ABOUT THIS TASK:
Will you write out all the entries below exactly?

(Interface dataset entries)
• • • •

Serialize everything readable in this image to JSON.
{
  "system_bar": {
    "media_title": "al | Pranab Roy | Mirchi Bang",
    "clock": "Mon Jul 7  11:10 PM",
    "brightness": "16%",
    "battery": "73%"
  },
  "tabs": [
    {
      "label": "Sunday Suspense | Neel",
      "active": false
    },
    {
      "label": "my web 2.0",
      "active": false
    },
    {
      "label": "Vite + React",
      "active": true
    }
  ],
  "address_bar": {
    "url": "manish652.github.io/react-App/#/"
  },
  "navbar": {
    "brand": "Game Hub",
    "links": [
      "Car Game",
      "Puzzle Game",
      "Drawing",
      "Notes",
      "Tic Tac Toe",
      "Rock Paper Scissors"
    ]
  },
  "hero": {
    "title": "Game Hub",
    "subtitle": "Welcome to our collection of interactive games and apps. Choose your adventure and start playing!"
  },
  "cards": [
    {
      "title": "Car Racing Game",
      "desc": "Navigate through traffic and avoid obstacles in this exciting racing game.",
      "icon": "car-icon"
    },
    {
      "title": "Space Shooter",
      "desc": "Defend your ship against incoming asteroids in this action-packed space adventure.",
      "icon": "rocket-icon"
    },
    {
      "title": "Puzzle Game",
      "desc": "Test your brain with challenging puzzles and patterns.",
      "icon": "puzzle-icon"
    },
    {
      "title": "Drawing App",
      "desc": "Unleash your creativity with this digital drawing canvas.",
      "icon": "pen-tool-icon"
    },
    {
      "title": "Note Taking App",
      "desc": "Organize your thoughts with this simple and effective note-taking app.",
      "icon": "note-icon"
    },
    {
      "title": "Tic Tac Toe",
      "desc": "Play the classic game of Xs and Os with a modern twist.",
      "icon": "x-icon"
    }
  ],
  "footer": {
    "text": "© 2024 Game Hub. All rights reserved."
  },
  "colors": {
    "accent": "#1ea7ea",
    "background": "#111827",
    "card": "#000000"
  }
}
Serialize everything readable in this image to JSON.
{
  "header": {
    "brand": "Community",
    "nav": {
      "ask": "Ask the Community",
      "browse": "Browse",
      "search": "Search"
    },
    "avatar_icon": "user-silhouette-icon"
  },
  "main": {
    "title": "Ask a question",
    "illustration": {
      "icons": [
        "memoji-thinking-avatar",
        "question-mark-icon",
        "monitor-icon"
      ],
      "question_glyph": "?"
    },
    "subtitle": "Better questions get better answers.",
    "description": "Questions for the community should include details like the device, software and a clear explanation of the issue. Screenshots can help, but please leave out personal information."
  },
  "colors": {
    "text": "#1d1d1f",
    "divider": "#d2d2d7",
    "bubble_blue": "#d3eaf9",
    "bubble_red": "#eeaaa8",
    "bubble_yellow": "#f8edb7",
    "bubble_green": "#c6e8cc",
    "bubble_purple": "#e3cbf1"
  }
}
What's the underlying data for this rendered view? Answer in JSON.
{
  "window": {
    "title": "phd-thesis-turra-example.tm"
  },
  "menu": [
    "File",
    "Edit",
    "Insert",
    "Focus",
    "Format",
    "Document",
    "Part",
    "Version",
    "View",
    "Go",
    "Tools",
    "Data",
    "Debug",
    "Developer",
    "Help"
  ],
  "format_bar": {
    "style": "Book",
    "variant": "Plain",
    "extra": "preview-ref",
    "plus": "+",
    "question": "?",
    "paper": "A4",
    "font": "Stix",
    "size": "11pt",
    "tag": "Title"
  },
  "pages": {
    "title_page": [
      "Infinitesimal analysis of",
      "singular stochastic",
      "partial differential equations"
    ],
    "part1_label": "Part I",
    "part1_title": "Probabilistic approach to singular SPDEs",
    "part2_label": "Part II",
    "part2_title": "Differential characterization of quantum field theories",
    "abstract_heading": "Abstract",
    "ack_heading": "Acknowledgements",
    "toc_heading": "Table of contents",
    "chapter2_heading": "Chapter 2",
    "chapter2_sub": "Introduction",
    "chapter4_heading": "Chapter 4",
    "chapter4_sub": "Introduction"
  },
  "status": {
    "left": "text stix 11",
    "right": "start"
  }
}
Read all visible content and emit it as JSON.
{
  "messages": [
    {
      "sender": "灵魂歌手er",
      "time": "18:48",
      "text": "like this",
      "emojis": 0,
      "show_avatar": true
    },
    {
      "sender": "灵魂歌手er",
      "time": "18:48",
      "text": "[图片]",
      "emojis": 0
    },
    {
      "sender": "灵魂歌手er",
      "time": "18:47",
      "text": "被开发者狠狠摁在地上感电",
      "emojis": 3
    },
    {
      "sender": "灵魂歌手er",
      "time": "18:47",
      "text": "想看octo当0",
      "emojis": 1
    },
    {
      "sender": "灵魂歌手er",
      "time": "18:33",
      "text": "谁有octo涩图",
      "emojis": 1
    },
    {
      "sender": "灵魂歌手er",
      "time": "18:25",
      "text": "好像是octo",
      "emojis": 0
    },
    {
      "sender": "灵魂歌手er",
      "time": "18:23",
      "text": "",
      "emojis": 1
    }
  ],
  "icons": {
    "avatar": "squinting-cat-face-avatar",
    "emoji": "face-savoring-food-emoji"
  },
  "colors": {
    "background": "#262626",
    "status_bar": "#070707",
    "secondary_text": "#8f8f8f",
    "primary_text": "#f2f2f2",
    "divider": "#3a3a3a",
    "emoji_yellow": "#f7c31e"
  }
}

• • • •

RESPONSE BOX:
Serialize everything readable in this image to JSON.
{
  "system_bar": {
    "media_title": "al | Pranab Roy | Mirchi Bang",
    "clock": "Mon Jul 7  11:10 PM",
    "brightness": "16%",
    "battery": "73%"
  },
  "tabs": [
    {
      "label": "Sunday Suspense | Neel",
      "active": false
    },
    {
      "label": "my web 2.0",
      "active": false
    },
    {
      "label": "Vite + React",
      "active": true
    }
  ],
  "address_bar": {
    "url": "manish652.github.io/react-App/#/"
  },
  "navbar": {
    "brand": "Game Hub",
    "links": [
      "Car Game",
      "Puzzle Game",
      "Drawing",
      "Notes",
      "Tic Tac Toe",
      "Rock Paper Scissors"
    ]
  },
  "hero": {
    "title": "Game Hub",
    "subtitle": "Welcome to our collection of interactive games and apps. Choose your adventure and start playing!"
  },
  "cards": [
    {
      "title": "Car Racing Game",
      "desc": "Navigate through traffic and avoid obstacles in this exciting racing game.",
      "icon": "car-icon"
    },
    {
      "title": "Space Shooter",
      "desc": "Defend your ship against incoming asteroids in this action-packed space adventure.",
      "icon": "rocket-icon"
    },
    {
      "title": "Puzzle Game",
      "desc": "Test your brain with challenging puzzles and patterns.",
      "icon": "puzzle-icon"
    },
    {
      "title": "Drawing App",
      "desc": "Unleash your creativity with this digital drawing canvas.",
      "icon": "pen-tool-icon"
    },
    {
      "title": "Note Taking App",
      "desc": "Organize your thoughts with this simple and effective note-taking app.",
      "icon": "note-icon"
    },
    {
      "title": "Tic Tac Toe",
      "desc": "Play the classic game of Xs and Os with a modern twist.",
      "icon": "x-icon"
    }
  ],
  "footer": {
    "text": "© 2024 Game Hub. All rights reserved."
  },
  "colors": {
    "accent": "#1ea7ea",
    "background": "#111827",
    "card": "#000000"
  }
}
Serialize everything readable in this image to JSON.
{
  "header": {
    "brand": "Community",
    "nav": {
      "ask": "Ask the Community",
      "browse": "Browse",
      "search": "Search"
    },
    "avatar_icon": "user-silhouette-icon"
  },
  "main": {
    "title": "Ask a question",
    "illustration": {
      "icons": [
        "memoji-thinking-avatar",
        "question-mark-icon",
        "monitor-icon"
      ],
      "question_glyph": "?"
    },
    "subtitle": "Better questions get better answers.",
    "description": "Questions for the community should include details like the device, software and a clear explanation of the issue. Screenshots can help, but please leave out personal information."
  },
  "colors": {
    "text": "#1d1d1f",
    "divider": "#d2d2d7",
    "bubble_blue": "#d3eaf9",
    "bubble_red": "#eeaaa8",
    "bubble_yellow": "#f8edb7",
    "bubble_green": "#c6e8cc",
    "bubble_purple": "#e3cbf1"
  }
}
What's the underlying data for this rendered view? Answer in JSON.
{
  "window": {
    "title": "phd-thesis-turra-example.tm"
  },
  "menu": [
    "File",
    "Edit",
    "Insert",
    "Focus",
    "Format",
    "Document",
    "Part",
    "Version",
    "View",
    "Go",
    "Tools",
    "Data",
    "Debug",
    "Developer",
    "Help"
  ],
  "format_bar": {
    "style": "Book",
    "variant": "Plain",
    "extra": "preview-ref",
    "plus": "+",
    "question": "?",
    "paper": "A4",
    "font": "Stix",
    "size": "11pt",
    "tag": "Title"
  },
  "pages": {
    "title_page": [
      "Infinitesimal analysis of",
      "singular stochastic",
      "partial differential equations"
    ],
    "part1_label": "Part I",
    "part1_title": "Probabilistic approach to singular SPDEs",
    "part2_label": "Part II",
    "part2_title": "Differential characterization of quantum field theories",
    "abstract_heading": "Abstract",
    "ack_heading": "Acknowledgements",
    "toc_heading": "Table of contents",
    "chapter2_heading": "Chapter 2",
    "chapter2_sub": "Introduction",
    "chapter4_heading": "Chapter 4",
    "chapter4_sub": "Introduction"
  },
  "status": {
    "left": "text stix 11",
    "right": "start"
  }
}
Read all visible content and emit it as JSON.
{
  "messages": [
    {
      "sender": "灵魂歌手er",
      "time": "18:48",
      "text": "like this",
      "emojis": 0,
      "show_avatar": true
    },
    {
      "sender": "灵魂歌手er",
      "time": "18:48",
      "text": "[图片]",
      "emojis": 0
    },
    {
      "sender": "灵魂歌手er",
      "time": "18:47",
      "text": "被开发者狠狠摁在地上感电",
      "emojis": 3
    },
    {
      "sender": "灵魂歌手er",
      "time": "18:47",
      "text": "想看octo当0",
      "emojis": 1
    },
    {
      "sender": "灵魂歌手er",
      "time": "18:33",
      "text": "谁有octo涩图",
      "emojis": 1
    },
    {
      "sender": "灵魂歌手er",
      "time": "18:25",
      "text": "好像是octo",
      "emojis": 0
    },
    {
      "sender": "灵魂歌手er",
      "time": "18:23",
      "text": "",
      "emojis": 1
    }
  ],
  "icons": {
    "avatar": "squinting-cat-face-avatar",
    "emoji": "face-savoring-food-emoji"
  },
  "colors": {
    "background": "#262626",
    "status_bar": "#070707",
    "secondary_text": "#8f8f8f",
    "primary_text": "#f2f2f2",
    "divider": "#3a3a3a",
    "emoji_yellow": "#f7c31e"
  }
}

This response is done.